According to David Allen there are five stages of workflow:

  • Capture: Information is coming our way all day in various forms, such as emails, phone messages, or notes from a meeting.  Successful capture involves taking good notes and caring out mindful inbox management.  Holding items only in your head is problematic and a recipe for disastrous forgetting.
  • Clarify: After we capture items, we have to clarify what they mean to us.  Is it a question from the boss, an advertisement for the new pizza place, or a monthly report to review?  Once we understand the importance, or lack-thereof, of that item that the next step is to determine whether it is actionable.  If no action is needed, it becomes trash or reference.  If actionable, figuring out the next physical action to move it forward is vital to get to completion.
  • Organize: If not completed immediately, the note or reminder of the actionable item must be stored in a simple system so that it can be found later.  One approach is to create a series of functional file folders along with a timed reminder system.  This way, items can be easily found hours or days later with the context intact.  Messy desks and file folders led to inefficient work.
  • Review: No system survives without regular maintenance.  Once a week it is suggested to review all folders and project lists to ensure that everything is up to date.  Don’t let inertia drag down your productivity.
  • Engage: Finally, when we have discretionary time, we must engage with our system to get things done.  Taking into account time and energy, look through your lists of actionable items to see what would provide the best bang for the buck.  Break down your next actions to their smallest components to reduce resistance.  Just focus on the next email, or phone call, or draft to keep projects moving.
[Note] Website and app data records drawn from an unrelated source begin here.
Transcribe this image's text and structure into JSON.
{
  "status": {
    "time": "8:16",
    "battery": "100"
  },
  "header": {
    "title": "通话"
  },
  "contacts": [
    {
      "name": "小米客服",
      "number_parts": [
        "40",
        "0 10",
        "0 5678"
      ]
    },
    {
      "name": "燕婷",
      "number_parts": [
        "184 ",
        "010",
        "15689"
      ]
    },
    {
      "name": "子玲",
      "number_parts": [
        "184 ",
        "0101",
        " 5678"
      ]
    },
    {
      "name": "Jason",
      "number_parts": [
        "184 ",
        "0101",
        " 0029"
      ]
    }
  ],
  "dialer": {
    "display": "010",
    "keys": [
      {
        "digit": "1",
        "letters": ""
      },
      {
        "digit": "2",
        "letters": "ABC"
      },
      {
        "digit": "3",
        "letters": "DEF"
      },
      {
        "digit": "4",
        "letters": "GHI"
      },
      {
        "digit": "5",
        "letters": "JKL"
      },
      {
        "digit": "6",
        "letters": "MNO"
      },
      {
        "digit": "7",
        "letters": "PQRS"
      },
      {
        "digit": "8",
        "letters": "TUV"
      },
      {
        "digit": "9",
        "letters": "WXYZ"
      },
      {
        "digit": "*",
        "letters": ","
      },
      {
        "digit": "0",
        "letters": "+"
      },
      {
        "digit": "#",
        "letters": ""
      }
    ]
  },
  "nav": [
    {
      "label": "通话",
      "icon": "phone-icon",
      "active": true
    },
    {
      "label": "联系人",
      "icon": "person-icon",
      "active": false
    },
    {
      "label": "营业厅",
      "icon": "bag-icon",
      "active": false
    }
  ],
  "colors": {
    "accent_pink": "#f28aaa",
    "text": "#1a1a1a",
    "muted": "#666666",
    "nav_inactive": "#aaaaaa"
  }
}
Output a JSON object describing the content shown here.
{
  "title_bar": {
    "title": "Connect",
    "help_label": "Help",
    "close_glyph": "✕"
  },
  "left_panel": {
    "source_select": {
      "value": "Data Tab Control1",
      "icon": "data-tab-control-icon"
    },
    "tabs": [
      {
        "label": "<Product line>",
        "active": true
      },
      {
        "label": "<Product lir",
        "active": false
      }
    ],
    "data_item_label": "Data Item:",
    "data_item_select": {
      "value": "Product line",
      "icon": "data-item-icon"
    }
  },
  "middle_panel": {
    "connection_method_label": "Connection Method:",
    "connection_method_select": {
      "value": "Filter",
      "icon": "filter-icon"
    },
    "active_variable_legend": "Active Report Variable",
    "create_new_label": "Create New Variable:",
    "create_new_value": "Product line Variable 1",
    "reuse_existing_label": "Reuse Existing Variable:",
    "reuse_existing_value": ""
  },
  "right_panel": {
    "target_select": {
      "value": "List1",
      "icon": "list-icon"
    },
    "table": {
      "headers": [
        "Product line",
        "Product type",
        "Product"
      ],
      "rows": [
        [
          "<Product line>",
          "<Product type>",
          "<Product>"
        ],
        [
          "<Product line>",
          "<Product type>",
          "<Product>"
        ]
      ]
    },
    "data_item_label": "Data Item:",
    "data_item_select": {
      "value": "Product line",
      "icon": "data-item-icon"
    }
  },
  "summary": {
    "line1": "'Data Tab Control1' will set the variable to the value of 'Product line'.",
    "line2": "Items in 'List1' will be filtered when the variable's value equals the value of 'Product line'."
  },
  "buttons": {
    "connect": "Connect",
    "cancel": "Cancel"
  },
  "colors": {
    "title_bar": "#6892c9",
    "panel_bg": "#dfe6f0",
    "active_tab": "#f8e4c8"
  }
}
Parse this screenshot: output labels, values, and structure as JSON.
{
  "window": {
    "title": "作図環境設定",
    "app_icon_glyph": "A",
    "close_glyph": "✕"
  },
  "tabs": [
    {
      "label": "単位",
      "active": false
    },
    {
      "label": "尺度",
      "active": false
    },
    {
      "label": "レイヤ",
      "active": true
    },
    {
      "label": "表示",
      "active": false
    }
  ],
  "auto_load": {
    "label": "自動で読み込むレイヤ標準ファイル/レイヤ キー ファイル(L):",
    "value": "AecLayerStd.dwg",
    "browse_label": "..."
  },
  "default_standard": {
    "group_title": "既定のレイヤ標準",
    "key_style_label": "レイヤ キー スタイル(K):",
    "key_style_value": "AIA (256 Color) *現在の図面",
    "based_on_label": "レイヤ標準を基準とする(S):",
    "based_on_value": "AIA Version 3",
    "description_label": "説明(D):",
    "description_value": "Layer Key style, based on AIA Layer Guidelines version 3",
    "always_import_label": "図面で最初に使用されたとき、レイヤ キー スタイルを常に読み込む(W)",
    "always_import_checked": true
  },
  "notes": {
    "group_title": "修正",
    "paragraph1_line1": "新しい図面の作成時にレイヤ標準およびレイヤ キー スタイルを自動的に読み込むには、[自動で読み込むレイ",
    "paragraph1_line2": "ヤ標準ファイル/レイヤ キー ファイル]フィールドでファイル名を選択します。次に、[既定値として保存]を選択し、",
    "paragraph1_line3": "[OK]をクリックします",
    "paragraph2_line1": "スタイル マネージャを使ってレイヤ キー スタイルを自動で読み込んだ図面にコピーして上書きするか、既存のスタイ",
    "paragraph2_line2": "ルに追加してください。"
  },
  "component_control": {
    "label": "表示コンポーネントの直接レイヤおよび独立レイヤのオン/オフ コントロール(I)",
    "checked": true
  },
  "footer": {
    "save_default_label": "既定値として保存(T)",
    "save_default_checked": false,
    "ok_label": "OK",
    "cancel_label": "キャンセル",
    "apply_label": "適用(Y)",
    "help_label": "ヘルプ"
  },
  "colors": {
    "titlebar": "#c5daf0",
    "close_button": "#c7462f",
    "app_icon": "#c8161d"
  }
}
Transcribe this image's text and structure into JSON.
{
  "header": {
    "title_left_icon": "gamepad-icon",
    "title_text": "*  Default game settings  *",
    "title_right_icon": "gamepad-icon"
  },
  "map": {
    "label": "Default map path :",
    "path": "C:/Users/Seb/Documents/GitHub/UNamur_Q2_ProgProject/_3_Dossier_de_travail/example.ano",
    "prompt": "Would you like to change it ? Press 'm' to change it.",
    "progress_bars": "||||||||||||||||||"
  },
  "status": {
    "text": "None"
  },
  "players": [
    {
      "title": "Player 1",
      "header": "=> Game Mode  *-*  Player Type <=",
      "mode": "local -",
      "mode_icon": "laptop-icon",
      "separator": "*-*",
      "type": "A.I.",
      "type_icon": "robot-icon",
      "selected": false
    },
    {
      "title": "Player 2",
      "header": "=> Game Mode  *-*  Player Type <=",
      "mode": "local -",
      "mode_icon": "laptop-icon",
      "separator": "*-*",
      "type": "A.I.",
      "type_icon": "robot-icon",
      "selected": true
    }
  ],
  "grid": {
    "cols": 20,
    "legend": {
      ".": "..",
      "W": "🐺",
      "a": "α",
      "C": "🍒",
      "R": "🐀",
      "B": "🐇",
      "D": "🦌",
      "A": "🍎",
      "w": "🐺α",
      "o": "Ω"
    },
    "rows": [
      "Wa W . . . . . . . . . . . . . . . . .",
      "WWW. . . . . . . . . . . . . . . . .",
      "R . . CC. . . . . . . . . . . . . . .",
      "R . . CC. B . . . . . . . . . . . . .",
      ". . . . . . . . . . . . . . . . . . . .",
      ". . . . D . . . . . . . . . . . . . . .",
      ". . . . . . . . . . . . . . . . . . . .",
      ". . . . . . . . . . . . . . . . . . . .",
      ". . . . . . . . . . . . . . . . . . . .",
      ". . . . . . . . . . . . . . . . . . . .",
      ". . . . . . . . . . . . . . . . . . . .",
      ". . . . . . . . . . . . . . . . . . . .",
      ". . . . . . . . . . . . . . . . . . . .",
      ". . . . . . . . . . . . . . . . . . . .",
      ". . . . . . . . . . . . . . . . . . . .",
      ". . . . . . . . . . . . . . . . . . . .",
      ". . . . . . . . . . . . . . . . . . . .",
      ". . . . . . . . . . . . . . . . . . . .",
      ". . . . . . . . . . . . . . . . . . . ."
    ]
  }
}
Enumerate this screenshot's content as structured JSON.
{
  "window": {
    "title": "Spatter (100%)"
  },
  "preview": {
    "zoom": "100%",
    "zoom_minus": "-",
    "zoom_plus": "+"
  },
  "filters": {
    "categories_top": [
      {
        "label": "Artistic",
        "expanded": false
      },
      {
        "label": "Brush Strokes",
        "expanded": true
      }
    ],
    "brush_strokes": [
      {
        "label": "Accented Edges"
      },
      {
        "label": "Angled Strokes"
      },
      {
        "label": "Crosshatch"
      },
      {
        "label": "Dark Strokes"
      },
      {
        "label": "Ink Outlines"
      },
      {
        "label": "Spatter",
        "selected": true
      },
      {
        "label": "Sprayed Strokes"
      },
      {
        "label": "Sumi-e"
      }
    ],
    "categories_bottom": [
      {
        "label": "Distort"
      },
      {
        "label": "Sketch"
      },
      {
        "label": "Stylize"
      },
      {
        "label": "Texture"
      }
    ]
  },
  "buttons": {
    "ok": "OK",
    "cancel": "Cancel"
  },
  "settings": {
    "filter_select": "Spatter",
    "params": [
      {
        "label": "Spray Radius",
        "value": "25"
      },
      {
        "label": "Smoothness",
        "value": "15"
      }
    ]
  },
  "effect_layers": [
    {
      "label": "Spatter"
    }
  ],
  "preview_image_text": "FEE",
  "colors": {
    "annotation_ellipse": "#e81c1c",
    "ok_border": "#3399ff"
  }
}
I have been using GTD for the past nine years and it has transformed my work.  I found it so important that I began to teach seminars and webinars on the topic under the title, The Efficient Librarian.  For me, mastering workflow and creating systems that were tight, clean, and quick was the key to accomplishing more, keeping my head clear, and having more fun at work.  I believe that the application of these principles saves me weeks of time every year to focus on creative and exciting work that takes me along new innovate paths.  

To learn more, please visit David Allen’s site,  Also, my blog, provides weekly insights at the point of intersection between librarianship and productivity. 

Happy work-flowing!